Data extracted from a collection
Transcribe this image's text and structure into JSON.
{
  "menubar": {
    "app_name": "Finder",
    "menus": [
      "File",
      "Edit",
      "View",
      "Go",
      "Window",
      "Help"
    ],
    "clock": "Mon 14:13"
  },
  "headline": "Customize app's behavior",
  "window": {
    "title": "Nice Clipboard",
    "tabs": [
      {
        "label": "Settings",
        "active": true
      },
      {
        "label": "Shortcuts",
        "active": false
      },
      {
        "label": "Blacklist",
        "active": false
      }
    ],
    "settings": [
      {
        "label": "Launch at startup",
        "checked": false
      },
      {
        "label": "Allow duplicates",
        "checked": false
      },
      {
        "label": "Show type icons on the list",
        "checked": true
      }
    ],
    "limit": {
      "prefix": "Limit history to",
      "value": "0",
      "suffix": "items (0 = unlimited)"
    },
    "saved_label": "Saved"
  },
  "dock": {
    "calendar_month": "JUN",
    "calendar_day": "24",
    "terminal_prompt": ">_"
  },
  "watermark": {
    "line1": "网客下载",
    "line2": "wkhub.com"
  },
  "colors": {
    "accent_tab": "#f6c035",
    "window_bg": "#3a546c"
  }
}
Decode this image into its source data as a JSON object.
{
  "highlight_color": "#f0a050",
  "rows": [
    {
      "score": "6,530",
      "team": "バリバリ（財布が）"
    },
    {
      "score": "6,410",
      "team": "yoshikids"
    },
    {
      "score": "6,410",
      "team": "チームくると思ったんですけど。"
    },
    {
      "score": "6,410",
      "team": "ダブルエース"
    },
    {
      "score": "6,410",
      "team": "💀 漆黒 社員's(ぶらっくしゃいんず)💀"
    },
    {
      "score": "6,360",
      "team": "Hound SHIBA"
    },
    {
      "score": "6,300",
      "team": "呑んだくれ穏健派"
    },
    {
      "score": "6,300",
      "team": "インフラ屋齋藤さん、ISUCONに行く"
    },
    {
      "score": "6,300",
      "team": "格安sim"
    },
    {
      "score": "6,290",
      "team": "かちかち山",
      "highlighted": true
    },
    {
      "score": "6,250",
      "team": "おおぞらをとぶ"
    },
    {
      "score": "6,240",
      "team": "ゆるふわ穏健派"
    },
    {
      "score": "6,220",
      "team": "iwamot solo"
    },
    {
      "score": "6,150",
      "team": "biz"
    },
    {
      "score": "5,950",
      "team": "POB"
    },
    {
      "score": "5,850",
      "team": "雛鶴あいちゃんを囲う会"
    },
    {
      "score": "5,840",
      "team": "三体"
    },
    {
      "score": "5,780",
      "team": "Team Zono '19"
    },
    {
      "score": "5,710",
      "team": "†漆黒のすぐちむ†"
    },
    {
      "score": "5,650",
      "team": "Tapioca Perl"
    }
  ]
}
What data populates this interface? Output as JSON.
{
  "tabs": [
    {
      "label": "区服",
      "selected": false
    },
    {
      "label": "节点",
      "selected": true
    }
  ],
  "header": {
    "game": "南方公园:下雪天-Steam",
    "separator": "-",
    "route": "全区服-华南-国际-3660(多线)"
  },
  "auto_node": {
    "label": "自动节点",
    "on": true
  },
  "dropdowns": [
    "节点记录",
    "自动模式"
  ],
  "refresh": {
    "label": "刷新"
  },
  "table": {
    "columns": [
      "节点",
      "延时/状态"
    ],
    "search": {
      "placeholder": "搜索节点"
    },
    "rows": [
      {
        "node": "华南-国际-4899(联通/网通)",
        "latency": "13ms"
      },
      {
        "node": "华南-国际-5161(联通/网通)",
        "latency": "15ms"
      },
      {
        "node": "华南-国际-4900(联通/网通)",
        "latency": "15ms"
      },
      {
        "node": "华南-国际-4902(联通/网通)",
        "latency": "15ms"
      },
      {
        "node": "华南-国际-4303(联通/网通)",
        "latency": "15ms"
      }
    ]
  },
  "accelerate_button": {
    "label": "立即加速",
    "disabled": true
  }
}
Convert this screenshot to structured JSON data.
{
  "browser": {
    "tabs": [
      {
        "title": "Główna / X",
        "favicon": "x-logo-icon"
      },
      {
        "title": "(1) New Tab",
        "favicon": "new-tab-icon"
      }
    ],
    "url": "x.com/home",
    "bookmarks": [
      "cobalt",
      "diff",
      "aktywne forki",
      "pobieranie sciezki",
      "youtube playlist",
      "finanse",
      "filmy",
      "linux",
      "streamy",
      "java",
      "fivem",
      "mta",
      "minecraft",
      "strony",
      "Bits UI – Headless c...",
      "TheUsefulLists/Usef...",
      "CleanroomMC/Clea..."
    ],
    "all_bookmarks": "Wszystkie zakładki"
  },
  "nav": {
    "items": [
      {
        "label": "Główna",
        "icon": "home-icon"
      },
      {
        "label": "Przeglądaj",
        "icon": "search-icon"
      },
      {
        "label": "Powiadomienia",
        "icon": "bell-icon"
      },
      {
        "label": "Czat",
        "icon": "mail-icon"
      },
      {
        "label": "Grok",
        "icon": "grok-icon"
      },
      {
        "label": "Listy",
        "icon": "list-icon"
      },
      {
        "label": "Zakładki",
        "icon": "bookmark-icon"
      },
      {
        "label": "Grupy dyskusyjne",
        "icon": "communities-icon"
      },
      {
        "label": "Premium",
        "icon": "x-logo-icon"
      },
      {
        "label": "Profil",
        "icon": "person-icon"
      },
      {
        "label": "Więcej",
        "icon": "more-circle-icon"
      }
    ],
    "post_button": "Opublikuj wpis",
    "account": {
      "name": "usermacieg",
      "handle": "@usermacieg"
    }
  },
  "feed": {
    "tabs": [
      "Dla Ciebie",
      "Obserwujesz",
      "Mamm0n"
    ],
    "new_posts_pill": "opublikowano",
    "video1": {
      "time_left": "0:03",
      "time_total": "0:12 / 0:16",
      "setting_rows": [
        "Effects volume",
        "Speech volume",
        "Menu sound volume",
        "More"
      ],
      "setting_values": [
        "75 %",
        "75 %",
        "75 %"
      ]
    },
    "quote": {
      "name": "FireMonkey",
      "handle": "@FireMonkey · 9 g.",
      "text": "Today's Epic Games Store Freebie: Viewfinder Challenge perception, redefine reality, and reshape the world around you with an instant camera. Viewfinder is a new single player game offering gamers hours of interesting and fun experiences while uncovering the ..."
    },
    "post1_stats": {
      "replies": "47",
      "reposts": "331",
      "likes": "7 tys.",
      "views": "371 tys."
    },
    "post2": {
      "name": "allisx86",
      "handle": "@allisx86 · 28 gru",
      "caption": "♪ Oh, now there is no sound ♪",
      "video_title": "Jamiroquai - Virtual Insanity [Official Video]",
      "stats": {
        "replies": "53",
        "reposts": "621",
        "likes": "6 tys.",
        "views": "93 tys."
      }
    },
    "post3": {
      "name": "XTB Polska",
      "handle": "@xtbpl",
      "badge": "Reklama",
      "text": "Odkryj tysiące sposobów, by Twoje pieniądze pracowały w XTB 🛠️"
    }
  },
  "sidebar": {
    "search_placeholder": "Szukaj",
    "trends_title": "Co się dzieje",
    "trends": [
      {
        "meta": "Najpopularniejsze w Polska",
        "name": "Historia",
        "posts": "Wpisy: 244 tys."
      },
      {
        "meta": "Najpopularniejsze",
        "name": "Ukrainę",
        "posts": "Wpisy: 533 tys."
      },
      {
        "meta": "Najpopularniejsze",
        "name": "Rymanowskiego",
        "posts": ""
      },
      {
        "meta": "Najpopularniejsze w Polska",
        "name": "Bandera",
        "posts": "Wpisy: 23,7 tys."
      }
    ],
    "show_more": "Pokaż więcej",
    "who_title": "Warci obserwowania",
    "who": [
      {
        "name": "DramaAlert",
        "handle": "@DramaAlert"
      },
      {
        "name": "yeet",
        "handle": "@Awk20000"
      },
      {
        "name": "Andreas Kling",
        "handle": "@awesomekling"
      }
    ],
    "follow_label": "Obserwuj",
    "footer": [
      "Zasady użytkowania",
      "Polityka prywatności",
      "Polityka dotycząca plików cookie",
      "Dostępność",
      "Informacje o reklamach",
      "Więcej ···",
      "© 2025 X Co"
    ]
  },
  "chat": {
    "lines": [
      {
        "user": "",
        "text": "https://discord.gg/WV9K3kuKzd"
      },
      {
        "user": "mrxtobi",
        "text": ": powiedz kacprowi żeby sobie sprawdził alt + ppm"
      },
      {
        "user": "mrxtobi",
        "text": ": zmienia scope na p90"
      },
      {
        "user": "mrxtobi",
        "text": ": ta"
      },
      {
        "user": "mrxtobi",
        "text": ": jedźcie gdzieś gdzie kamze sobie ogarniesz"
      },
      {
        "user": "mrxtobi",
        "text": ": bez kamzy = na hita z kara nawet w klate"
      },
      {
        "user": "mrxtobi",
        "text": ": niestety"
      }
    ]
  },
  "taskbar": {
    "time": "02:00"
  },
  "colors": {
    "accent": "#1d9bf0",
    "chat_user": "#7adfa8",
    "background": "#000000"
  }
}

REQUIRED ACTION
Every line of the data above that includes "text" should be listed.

TASK RESULT
Transcribe this image's text and structure into JSON.
      "text": "Today's Epic Games Store Freebie: Viewfinder Challenge perception, redefine reality, and reshape the world around you with an instant camera. Viewfinder is a new single player game offering gamers hours of interesting and fun experiences while uncovering the ..."
      "text": "Odkryj tysiące sposobów, by Twoje pieniądze pracowały w XTB 🛠️"
        "text": "https://discord.gg/WV9K3kuKzd"
        "text": ": powiedz kacprowi żeby sobie sprawdził alt + ppm"
        "text": ": zmienia scope na p90"
        "text": ": ta"
        "text": ": jedźcie gdzieś gdzie kamze sobie ogarniesz"
        "text": ": bez kamzy = na hita z kara nawet w klate"
        "text": ": niestety"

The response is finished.